Tiger I Ausf. E Early Production
The heavy tank Panzer VI was designed in 1942 by the Henschel Company in response to the heavy Russian tank (KV-1) encountered on the Russian front. It mounted a tank version of the Flak 36 88mm canon and had 100mm of frontal armor. The Tiger remained in production and front line use until the end of the war. It became know as the Tiger I after the Tiger II entered combat in late 1944.
Zvezda’s newest kit is the first production model of the Tiger, the Ausf (model) E, which was introduced at the Battle of Kursk and used in North Africa and the Italian campaign. The first thing I noticed is that the sprues are not clearly marked on the front with a letter; the letter is small and on the back of the sprues. I wrote the letters onto the front to help in construction. There are four sprues of yellow plastic, one clear sprue, and vinyl two-piece tracks. No photo etched or metal parts.
The assembly starts with a fully detailed turret interior, but there is no hull interior. This detail is quite extensive and takes up the first five steps. Not much is visual thought the hatches, but I have seen where you can leave the top of the turret unglued and take it off to display. You also have to decide at this time what version to build, with the hatches closed or open.
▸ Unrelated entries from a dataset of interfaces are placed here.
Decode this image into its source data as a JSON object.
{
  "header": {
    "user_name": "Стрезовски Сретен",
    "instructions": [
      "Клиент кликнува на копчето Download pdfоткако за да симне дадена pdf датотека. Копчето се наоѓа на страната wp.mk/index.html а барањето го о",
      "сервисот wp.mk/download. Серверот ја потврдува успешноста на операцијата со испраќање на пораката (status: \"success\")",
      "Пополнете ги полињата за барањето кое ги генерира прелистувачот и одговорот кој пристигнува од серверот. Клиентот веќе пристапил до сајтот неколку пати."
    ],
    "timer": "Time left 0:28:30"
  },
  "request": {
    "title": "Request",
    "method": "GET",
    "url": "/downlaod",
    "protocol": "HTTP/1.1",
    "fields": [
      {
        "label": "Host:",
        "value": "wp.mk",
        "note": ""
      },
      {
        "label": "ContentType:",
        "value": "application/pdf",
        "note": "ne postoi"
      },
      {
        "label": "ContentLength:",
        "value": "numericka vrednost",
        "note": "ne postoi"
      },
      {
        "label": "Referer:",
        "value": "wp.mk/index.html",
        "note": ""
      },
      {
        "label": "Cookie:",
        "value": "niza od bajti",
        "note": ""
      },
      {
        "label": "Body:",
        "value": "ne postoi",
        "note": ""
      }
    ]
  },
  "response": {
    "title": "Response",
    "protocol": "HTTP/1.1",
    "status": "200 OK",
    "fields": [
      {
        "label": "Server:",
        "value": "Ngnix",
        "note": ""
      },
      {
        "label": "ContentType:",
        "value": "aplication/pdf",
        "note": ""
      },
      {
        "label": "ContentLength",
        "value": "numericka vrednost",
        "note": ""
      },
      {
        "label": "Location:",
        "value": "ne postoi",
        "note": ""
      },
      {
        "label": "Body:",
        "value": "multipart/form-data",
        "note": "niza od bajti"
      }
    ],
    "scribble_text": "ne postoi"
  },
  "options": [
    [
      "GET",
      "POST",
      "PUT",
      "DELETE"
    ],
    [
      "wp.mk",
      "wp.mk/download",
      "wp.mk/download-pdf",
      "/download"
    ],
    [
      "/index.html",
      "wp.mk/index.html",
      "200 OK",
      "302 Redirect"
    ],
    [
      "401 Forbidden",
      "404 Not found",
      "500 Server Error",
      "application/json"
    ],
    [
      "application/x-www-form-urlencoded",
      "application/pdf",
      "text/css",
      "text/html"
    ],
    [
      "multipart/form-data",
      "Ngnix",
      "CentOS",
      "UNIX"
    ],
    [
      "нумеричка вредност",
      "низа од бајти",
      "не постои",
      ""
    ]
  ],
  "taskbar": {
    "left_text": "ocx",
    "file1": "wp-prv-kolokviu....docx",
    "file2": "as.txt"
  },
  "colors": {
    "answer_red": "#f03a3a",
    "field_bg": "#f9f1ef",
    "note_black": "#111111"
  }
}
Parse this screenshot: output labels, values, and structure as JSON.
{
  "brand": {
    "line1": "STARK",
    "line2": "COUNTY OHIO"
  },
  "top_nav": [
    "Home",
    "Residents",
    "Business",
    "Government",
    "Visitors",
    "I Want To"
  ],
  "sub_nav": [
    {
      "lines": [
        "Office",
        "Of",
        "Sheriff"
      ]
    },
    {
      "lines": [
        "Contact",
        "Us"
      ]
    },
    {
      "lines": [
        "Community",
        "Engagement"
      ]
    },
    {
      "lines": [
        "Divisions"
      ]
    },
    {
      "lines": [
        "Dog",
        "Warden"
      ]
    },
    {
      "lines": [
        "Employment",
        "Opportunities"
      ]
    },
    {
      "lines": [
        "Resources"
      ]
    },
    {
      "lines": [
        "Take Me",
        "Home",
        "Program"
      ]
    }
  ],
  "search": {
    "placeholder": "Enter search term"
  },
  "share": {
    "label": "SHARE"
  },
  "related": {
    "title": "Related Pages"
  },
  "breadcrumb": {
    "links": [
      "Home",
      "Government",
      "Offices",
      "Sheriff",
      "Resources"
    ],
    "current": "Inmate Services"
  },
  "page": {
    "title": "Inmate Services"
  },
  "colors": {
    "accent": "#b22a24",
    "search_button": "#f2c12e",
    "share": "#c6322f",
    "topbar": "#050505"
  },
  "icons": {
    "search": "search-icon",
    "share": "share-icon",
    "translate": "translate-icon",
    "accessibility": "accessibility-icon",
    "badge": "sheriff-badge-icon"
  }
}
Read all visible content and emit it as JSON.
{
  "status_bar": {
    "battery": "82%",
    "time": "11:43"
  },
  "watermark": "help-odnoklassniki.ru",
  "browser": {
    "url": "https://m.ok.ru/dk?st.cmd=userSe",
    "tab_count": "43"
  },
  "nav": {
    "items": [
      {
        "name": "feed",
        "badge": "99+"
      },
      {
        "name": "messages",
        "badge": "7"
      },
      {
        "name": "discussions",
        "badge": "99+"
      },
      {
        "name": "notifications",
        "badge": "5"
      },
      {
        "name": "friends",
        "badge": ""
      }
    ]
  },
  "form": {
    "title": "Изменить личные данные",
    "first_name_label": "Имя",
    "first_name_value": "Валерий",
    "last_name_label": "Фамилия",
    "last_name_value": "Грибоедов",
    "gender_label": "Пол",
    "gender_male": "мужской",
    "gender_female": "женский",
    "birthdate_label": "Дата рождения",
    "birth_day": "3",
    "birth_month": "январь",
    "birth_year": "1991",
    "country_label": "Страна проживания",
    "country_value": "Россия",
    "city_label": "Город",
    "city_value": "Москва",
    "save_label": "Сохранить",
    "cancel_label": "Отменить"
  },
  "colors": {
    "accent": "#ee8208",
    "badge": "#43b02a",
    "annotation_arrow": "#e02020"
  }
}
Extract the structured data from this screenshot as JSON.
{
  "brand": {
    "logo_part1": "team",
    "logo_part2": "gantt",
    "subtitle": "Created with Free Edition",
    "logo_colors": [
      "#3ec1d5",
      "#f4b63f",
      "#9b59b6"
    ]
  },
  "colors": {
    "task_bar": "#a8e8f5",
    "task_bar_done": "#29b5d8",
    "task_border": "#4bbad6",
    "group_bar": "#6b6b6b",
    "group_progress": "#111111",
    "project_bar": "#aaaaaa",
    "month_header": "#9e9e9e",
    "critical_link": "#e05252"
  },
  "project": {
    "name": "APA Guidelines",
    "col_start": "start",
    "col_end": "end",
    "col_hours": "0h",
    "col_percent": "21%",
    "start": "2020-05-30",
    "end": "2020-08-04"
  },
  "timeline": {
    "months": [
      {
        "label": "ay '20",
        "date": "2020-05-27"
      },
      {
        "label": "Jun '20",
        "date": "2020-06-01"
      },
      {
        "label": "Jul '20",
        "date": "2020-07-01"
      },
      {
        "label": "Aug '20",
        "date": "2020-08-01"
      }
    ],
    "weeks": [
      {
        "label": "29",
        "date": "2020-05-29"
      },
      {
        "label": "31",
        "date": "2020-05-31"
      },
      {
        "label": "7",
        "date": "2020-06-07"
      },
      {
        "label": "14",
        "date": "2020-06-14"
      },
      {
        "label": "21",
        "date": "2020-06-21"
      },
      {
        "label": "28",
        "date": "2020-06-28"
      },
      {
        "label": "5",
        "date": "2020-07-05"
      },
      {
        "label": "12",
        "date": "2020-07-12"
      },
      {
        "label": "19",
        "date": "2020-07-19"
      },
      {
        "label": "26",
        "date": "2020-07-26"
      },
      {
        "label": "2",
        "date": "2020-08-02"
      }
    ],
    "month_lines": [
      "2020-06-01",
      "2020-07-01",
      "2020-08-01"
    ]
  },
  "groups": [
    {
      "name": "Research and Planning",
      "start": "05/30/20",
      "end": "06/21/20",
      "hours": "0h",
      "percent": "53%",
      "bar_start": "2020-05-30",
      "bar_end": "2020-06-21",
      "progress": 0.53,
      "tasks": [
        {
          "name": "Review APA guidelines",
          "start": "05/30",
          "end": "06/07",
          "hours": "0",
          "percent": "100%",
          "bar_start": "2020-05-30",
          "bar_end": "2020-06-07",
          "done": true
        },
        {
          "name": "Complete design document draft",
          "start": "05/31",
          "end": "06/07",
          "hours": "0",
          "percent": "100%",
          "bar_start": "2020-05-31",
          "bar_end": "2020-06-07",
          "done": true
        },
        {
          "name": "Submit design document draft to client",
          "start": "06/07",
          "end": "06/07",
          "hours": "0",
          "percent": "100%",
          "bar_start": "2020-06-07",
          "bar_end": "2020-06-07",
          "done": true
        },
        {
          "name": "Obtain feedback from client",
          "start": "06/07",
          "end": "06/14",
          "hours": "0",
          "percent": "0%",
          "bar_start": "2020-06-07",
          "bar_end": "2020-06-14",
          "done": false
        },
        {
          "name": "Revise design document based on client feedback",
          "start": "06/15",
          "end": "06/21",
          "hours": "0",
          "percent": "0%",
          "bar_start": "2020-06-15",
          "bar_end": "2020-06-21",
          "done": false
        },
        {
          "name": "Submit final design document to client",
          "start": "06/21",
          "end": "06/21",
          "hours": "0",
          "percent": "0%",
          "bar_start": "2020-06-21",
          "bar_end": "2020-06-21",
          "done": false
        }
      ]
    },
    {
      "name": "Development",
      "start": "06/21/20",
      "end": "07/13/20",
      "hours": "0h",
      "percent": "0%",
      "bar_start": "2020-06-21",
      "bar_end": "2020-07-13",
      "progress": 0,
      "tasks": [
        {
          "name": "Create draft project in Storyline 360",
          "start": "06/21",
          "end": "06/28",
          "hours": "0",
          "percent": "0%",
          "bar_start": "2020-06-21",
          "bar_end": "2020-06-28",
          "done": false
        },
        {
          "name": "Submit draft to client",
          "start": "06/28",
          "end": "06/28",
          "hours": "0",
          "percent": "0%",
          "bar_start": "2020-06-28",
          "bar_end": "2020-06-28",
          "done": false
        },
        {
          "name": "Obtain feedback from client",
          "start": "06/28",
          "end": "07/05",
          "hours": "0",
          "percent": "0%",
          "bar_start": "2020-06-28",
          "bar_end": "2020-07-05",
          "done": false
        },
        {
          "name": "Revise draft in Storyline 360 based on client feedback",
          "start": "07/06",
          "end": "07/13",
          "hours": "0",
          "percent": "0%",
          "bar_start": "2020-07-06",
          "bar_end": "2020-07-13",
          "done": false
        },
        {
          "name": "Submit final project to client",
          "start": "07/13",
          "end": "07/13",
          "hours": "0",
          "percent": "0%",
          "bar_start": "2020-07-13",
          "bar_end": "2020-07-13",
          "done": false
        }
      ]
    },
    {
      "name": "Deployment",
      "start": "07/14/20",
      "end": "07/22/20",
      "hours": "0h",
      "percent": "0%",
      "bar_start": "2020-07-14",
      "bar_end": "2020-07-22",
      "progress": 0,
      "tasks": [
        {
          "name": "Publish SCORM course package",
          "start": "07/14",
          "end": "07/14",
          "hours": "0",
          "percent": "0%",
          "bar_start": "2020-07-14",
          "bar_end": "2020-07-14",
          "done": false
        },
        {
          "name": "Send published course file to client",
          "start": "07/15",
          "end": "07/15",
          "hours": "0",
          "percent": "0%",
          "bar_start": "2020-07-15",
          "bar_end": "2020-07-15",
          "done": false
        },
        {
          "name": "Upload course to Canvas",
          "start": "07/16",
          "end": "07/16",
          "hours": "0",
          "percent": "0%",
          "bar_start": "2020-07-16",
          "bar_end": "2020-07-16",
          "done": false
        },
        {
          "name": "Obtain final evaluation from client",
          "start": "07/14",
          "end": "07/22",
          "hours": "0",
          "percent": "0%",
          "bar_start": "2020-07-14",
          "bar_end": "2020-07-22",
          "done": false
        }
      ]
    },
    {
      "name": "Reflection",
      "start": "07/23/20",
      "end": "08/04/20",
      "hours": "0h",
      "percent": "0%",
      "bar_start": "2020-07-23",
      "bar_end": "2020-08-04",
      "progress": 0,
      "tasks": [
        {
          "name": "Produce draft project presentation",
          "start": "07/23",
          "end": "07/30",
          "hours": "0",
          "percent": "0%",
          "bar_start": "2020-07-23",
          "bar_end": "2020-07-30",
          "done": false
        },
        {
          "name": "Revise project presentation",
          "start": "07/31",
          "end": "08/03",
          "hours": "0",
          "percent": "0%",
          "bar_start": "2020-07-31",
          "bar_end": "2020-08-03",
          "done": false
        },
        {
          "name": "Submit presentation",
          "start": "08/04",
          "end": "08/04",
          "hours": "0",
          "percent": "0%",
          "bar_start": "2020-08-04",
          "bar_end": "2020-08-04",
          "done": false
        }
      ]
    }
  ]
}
This only affects construction a few times, mainly when installing the hatches and their interior details.
The only real fit problem I encountered was with part C54, the inter-hull bracing between the driver’s compartment and the hull under the turret. This prevents the upper hull top from mounting flush with the sides of the hull. I had to break it back out and just trash it. It is not seen and was not needed to brace the upper hull. Another part that I left off was part B19, a ring that locked the turret to the hull, since I like to paint the hull and turret separately. The turret will still fit on the hull, but is a little loose, really no big deal.
The barrel comes in two pieces, something I truly dislike. I did get an RB Models replacement metal barrel for a Tamiya Tiger and this fit great without any kit modification. This kit is missing engine screens, so I got the Tamiya screens and those fit great, also. The four hull-mounted smoke dischargers need to be drilled out, as do the machine guns.
Another choice of versions comes up when deciding to mount extra track links on the side of the turret and the smoke dischargers. The two paint schemes are a solid desert yellow without these and a camoflage of yellow and red-brown with them. This also affects which decals to use, the black numbers for the solid and the white numbers for the camouflage. I decided to add them, camouflage the Tiger with yellow and red-brown, and use the white decals.
The vinyl tracks are much like Tamiya’s older ones; they are nicely detailed but did not hold paint very well. I used an acrylic primer and I think I needed to use a lacquer-based primer to get a good bite into this vinyl.
The decals were a little out of register and did not have very sharp, defined edges. They lay down fine on the model with just a little setting solution. There are two options on the decals to go with the two options on the paint layout.
The overall construction of the Tiger was not very difficult or time consuming, like a Dragon or Bronco kit. With a few added-on pieces, i.e., metal barrel and engine screens, you can make a really nice version of an early Tiger.
I would like to thank Dragon Models USA for the review sample and IPMS for the opportunity to review this kit.